Medical research is a long and difficult process that requires an extensive list of questions to be answered before a drug is considered suitable for human trials and ultimately for widespread use. Further, animal research has played a major role in providing the answers needed to drive ongoing improvements in human health.
Animal research has driven advancements in the treatment of infections, been critical in the development of new vaccines, led to new therapeutics for the treatment of cancer treatment, and has had major impacts on the management of heart disease, neurological disorders, autoimmune diseases and transplantation. Approximately 70% of the Nobel prizes granted for Physiology or Medicine used in vivo research. Without animal research, polio would still claim thousands of lives, and many vaccines would not exist. However, now millions of people are living healthy lives otherwise claimed by what are now preventable diseases.

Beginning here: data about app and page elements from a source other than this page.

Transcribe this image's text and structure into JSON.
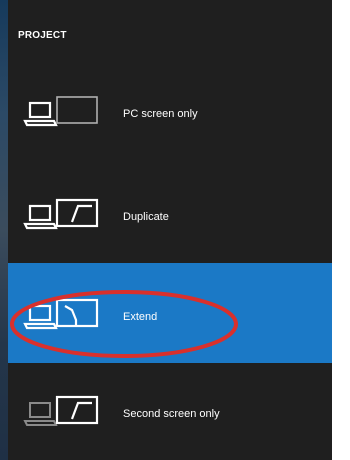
{
  "panel": {
    "title": "PROJECT"
  },
  "options": [
    {
      "label": "PC screen only",
      "icon": "pc-screen-only-icon",
      "selected": false
    },
    {
      "label": "Duplicate",
      "icon": "duplicate-icon",
      "selected": false
    },
    {
      "label": "Extend",
      "icon": "extend-icon",
      "selected": true
    },
    {
      "label": "Second screen only",
      "icon": "second-screen-only-icon",
      "selected": false
    }
  ],
  "colors": {
    "panel_background": "#1f1f1f",
    "selected_background": "#1b79c6",
    "highlight_ring": "#d9302c",
    "text": "#ffffff",
    "dimmed_icon": "#8a8a8a"
  }
}
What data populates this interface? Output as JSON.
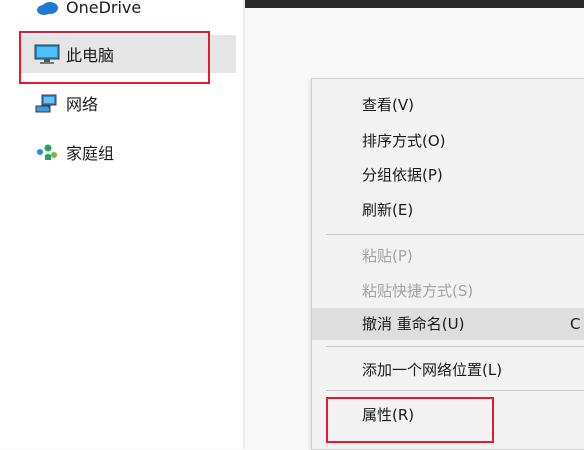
{
  "nav": {
    "onedrive": "OneDrive",
    "this_pc": "此电脑",
    "network": "网络",
    "homegroup": "家庭组"
  },
  "context_menu": {
    "items": [
      {
        "label": "查看(V)",
        "enabled": true
      },
      {
        "label": "排序方式(O)",
        "enabled": true
      },
      {
        "label": "分组依据(P)",
        "enabled": true
      },
      {
        "label": "刷新(E)",
        "enabled": true
      },
      {
        "label": "粘贴(P)",
        "enabled": false
      },
      {
        "label": "粘贴快捷方式(S)",
        "enabled": false
      },
      {
        "label": "撤消 重命名(U)",
        "enabled": true,
        "shortcut": "C"
      },
      {
        "label": "添加一个网络位置(L)",
        "enabled": true
      },
      {
        "label": "属性(R)",
        "enabled": true
      }
    ]
  },
  "colors": {
    "highlight_box": "#e8192c",
    "disabled_text": "#a3a3a3"
  }
}
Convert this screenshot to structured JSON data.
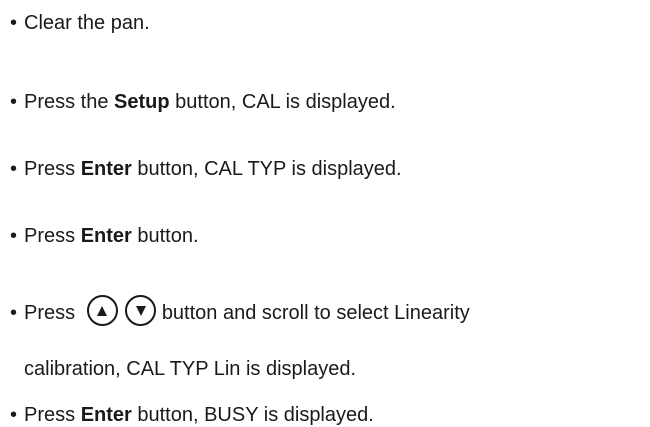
{
  "steps": {
    "s1": {
      "text": "Clear the pan."
    },
    "s2": {
      "pre": "Press the ",
      "bold": "Setup",
      "post": " button, CAL is displayed."
    },
    "s3": {
      "pre": "Press ",
      "bold": "Enter",
      "post": " button, CAL TYP is displayed."
    },
    "s4": {
      "pre": "Press ",
      "bold": "Enter",
      "post": " button."
    },
    "s5": {
      "pre": "Press",
      "post": "button and scroll to select Linearity",
      "continuation": "calibration, CAL TYP Lin is displayed.",
      "up_icon": "up-arrow-icon",
      "down_icon": "down-arrow-icon"
    },
    "s6": {
      "pre": "Press ",
      "bold": "Enter",
      "post": " button, BUSY is displayed."
    }
  },
  "bullet_char": "•"
}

Recent advances in research tools have been incredible. Non-animal methods now account for about 90% of medical research with much of the work formerly done in animals now being done through mathematical and computer models, in vitro cellular models and by non-invasive imaging. Many key questions remain answerable only by animal research, however.
At Horizon, we undertake our work with a great sense of responsibility, compassion and care. The rodent models we develop are designed to address the most difficult challenges that medical research has to offer and are ideally suited towards realizing the promise of personalized medicine. Genetically defined animal models are specifically targeted to a disease, biochemical pathway or genotype and so far fewer animals are required to provide the answers sought. Additionally, as these precisely generated models are mimics of human disease, they are highly effective bridges to translate genomic information into actionable therapeutics.
Our animal facilities are independently monitored by an Institutional Animal Care and Use Committee (IACUC), which evaluates all proposed research and protocols. Comprised of scientists, nonscientists, community members, and veterinarians from the local community, the group closely oversees research and ensures that it is conducted in accordance with all provisions of the PHS Policy on Humane Care and Use of Laboratory Animals.